Material for this exercise>
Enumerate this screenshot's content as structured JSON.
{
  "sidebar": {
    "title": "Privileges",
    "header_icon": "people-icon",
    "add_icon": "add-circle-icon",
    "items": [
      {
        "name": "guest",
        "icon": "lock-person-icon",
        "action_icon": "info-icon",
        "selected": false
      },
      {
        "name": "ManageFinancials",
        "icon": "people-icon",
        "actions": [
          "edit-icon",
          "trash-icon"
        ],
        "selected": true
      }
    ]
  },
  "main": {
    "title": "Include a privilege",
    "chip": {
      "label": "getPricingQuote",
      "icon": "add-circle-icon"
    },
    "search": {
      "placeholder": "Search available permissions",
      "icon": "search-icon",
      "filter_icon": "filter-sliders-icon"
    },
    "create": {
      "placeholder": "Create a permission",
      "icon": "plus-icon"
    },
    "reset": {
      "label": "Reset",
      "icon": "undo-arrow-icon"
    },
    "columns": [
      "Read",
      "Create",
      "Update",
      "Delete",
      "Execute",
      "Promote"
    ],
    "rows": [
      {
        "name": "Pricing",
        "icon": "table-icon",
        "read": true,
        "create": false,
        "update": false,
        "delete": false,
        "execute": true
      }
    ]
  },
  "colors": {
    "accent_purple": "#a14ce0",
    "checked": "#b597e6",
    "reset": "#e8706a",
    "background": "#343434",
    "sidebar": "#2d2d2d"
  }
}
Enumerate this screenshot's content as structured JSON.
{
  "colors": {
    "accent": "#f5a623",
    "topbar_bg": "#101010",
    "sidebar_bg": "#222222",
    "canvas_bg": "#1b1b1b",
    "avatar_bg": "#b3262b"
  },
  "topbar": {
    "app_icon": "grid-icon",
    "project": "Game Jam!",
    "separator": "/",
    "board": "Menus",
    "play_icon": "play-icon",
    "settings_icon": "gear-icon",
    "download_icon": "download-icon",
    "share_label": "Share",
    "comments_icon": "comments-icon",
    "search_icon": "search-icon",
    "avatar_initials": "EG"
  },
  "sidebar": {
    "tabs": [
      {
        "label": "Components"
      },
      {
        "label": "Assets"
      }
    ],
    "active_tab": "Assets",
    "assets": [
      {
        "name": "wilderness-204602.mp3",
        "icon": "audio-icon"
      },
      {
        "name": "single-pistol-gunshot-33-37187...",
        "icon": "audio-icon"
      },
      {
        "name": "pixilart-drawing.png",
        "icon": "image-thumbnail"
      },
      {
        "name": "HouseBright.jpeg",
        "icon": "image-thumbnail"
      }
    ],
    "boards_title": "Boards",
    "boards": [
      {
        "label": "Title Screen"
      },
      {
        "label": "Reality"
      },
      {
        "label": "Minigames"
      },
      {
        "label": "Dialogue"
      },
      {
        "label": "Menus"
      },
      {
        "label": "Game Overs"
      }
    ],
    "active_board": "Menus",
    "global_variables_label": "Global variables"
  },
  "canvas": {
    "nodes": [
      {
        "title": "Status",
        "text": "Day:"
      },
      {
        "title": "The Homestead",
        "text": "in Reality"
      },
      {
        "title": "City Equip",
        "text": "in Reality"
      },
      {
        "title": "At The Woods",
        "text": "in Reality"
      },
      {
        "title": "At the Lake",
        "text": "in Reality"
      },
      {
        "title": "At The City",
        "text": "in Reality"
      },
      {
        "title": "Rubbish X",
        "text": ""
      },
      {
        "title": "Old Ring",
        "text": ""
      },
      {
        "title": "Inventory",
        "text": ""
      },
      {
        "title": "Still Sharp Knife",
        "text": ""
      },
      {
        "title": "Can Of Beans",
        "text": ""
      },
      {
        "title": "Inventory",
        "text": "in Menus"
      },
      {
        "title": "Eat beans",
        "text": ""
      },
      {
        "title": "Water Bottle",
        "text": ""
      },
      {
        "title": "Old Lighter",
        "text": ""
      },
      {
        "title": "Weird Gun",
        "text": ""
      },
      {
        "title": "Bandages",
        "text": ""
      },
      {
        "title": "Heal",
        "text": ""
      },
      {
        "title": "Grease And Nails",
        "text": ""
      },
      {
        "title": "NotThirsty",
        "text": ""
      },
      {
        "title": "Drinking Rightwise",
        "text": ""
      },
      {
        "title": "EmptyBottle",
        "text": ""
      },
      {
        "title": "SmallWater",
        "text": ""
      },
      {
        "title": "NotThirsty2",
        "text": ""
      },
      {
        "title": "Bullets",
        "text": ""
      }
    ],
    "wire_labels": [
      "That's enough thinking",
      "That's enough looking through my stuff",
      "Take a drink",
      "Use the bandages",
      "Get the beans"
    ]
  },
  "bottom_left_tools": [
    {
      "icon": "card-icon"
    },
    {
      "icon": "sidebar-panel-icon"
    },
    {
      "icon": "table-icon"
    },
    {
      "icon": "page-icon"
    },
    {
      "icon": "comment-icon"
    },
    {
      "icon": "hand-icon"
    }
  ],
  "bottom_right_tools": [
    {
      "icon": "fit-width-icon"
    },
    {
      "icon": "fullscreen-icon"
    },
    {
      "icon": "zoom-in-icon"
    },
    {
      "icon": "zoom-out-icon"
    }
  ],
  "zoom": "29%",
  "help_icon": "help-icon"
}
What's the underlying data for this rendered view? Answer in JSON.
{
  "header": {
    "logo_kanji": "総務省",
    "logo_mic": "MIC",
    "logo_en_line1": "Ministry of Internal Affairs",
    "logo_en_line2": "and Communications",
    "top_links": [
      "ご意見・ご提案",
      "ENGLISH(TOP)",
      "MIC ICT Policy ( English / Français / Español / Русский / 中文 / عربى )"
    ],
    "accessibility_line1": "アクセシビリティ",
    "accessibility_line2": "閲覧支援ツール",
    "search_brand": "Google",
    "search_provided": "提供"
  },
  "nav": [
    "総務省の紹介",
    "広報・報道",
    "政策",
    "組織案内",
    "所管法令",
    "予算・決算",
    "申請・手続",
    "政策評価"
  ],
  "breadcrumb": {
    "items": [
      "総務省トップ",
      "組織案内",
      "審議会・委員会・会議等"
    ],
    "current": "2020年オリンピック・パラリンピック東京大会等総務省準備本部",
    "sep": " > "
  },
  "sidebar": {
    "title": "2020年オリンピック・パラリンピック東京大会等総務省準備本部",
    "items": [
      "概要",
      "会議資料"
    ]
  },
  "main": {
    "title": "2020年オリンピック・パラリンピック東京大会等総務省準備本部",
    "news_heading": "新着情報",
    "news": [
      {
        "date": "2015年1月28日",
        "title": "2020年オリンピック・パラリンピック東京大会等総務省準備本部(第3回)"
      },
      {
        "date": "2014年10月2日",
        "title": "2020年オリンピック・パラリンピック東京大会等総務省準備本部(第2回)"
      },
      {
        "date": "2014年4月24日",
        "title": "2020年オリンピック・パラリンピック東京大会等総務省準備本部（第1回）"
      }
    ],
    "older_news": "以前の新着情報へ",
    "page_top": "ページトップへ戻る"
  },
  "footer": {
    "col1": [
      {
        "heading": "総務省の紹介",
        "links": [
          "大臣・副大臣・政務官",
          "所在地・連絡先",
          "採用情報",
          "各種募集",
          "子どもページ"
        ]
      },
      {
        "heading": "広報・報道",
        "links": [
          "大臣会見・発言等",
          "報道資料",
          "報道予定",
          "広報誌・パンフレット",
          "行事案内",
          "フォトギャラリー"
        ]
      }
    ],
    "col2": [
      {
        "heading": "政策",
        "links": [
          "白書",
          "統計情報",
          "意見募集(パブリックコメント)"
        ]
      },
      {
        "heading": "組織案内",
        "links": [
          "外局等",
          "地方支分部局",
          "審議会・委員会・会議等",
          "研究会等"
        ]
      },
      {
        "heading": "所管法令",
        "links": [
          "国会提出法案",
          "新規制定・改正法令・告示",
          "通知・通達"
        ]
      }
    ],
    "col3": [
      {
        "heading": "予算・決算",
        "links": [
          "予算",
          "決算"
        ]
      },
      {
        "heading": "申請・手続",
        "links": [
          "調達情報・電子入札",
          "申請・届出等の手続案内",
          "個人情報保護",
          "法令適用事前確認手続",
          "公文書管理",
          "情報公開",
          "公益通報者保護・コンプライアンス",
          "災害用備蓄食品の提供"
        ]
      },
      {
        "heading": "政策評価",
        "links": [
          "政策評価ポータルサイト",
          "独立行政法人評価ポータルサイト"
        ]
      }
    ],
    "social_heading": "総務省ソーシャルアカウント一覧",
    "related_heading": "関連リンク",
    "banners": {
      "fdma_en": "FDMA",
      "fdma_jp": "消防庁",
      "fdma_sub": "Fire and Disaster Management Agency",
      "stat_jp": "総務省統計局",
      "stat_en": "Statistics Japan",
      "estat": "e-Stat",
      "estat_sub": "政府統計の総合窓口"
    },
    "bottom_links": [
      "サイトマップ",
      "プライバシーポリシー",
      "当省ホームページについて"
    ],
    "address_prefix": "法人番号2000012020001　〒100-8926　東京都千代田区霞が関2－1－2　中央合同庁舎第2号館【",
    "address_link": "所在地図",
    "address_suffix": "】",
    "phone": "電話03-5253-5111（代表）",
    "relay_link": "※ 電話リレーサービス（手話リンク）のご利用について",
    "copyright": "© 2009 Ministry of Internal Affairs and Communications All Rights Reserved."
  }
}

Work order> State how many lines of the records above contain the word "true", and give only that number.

Response to this exercise> 3